Thinking about the timeline here, this is not something that can happen tomorrow or the next day, this takes months, this is a many months process.
This is sort of the timeline that you could expect from us where there are kind of two sets of activities, one that you have to accomplish, others that we will take on.
There's a lot of work that we do on your behalf but we can't do everything on your behalf unfortunately.
So, evaluating opportunities, right, that's kind of in the stage that we're in right now, we're understanding what are some of the opportunities, we're starting to think about the economics.
Next comes actually quantifying the specific opportunities for your campuses or your institutions, prioritizing them and deciding which ones you want to move forward with, and then you go out and run an RFP or we do on your behalf and get firm bids on that.
It's always a non-binding RFP so you don't have to move forward, this is just a tool to get firm bids that you can make a decision about whether you want to move forward or not, and that's where you start to involve legal more in detail as well.
Then you select the winner, execute the contract.
So, this will take several months, and again these slides are available, we're recording the presentation, so all right.
Concluding messages from this morning.
Number one, SECO, the State Energy Conservation Office has created this program, it's this higher education and other state agencies and Texas Energy Aggregation is operating the program.

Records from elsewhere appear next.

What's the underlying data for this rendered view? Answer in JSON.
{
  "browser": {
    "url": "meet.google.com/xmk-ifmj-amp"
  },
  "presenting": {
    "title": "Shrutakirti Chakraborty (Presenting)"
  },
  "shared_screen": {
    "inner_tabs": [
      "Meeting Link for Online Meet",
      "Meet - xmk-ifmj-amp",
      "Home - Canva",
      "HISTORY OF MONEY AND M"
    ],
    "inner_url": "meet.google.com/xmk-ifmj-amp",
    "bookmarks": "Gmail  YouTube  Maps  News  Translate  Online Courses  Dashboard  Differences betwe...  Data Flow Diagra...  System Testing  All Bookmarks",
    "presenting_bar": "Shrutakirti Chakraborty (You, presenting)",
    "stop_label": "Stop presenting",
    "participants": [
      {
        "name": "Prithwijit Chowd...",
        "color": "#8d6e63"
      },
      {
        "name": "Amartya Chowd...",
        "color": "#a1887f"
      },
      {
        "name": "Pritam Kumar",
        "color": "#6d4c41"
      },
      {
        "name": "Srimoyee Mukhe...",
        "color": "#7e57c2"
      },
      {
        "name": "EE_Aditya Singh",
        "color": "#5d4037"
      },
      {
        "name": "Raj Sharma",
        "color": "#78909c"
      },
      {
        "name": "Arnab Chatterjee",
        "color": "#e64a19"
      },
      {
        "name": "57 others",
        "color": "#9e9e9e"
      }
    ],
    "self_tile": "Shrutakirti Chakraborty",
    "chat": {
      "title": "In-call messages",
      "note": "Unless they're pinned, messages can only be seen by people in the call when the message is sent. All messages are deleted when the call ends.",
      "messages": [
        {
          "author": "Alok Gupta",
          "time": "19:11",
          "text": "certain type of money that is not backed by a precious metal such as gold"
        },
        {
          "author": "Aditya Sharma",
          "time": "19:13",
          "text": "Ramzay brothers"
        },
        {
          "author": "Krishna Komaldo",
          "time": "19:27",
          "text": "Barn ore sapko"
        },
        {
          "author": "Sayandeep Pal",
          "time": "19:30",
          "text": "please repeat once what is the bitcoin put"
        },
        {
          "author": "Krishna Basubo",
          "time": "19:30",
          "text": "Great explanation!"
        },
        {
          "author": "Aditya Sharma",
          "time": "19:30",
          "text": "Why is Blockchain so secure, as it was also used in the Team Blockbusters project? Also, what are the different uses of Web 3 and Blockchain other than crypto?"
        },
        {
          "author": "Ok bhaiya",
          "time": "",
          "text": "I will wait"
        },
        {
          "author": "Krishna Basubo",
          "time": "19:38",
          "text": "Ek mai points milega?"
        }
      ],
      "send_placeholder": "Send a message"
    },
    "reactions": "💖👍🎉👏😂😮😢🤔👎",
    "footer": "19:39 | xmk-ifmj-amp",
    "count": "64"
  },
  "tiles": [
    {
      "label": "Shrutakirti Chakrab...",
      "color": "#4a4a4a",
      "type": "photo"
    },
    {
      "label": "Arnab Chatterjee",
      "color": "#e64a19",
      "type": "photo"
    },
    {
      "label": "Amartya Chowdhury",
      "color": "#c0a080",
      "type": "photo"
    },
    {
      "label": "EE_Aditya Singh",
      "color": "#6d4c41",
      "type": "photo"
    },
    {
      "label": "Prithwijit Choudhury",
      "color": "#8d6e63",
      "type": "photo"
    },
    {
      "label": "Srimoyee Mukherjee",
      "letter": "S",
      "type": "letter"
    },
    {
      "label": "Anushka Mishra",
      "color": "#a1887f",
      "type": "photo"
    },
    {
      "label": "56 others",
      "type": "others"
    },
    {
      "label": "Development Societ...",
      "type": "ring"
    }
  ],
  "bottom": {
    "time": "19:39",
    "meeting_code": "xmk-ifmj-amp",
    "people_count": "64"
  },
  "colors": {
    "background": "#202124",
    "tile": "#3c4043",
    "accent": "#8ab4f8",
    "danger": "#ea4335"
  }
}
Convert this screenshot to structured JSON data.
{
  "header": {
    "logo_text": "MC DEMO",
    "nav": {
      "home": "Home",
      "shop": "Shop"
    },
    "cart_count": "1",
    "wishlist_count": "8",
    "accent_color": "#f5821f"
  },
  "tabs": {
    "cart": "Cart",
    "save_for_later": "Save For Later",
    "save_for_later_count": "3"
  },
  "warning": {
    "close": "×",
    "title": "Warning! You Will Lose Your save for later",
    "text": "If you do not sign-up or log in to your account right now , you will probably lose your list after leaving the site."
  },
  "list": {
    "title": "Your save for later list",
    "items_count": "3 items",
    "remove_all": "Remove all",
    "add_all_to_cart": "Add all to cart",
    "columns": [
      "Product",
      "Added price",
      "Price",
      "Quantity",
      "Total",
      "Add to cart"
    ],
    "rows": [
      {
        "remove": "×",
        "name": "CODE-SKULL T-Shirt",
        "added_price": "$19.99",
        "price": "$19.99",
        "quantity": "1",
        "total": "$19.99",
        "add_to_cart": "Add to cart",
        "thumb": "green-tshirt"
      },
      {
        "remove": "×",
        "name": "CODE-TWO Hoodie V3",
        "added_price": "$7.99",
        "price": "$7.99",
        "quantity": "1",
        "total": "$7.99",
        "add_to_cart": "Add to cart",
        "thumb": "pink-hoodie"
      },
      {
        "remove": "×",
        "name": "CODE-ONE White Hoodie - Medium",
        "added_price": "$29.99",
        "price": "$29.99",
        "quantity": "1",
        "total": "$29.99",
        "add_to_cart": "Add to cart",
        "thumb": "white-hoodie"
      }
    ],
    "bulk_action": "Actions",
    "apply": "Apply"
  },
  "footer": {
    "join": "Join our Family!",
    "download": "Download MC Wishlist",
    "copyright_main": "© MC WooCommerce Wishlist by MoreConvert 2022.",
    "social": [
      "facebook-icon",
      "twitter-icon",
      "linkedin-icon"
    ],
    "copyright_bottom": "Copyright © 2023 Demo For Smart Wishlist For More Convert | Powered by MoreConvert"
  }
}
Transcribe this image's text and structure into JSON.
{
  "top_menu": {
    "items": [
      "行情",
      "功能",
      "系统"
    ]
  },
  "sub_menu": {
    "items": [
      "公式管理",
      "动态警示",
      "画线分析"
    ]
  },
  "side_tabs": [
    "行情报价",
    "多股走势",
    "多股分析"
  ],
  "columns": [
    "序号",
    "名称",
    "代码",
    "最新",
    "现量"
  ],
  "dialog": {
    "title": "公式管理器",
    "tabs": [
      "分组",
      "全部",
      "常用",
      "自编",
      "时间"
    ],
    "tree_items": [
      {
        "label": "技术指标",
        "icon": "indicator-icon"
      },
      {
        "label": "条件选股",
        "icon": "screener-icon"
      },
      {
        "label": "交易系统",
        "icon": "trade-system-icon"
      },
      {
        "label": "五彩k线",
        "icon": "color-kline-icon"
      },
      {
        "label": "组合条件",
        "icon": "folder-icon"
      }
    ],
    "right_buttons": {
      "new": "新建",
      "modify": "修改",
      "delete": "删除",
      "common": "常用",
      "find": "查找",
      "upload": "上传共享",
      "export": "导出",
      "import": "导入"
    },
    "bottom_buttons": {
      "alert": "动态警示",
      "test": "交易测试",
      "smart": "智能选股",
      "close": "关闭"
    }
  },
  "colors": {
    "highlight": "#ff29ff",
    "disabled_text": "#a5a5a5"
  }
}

Renewable energy is the lowest cost power in Texas, you have to procure it long term though, has to be 15 years or more.
You don't have to wait for your retail power contract to expire because you can do more financial contracting before then.
[speaker d]: Years ahead actually, many years ahead.
[speaker b]: Renewable energy provides a hedge against future prices, we've seen that, I think we all understand that to a certain extent.
Savings are not guaranteed, we're not telling you that this is totally guaranteed but deals are done based on high probability and there's a lot of analysis that can be done to demonstrate that.
And then finally, this is a multi month effort, right, so if you're trying to get something done next year you probably need to start pretty soon.
[speaker d]: Let me just one closing comment is that these deals are complicated to get done and this is a new way to buy power to be able to self-generate.
Your CFOs, your financial people a lot of times, they speak a very different language than you do so it's our job to help communicate with those people and help give you the tools, but I've been working for the last 16 years in a very red state.
We start talking about renewables, people's eyes glaze over.
Money though is the greenest thing people understand, if you start with the money part, it's easy to say no, we're not interested, but if you show them we can save $30 million over the next ten years by doing this, now you've quantified the cost of doing nothing, and if we start with that, if somebody says no, I'm not interested in saving that money, I'd rather give it to the utility company, we can demonstrate they're not being a good steward of the money that they're working with.
So, if we start with that, they say OK, let's prove it now, so that's what we do, we got the people to do it, we're talking a lot of generalities.
Every single institution, you all have different needs, different facilities, different locations, and we need specifics from you getting data on your meters, your usage.
Once we get all those numbers we can come back with real actionable numbers and that's a really good place for us to start, to open discussions at your institutions because we realize it's gonna be a lot of people involved that all have to come together and speak those different languages, and we'd love to help you do that.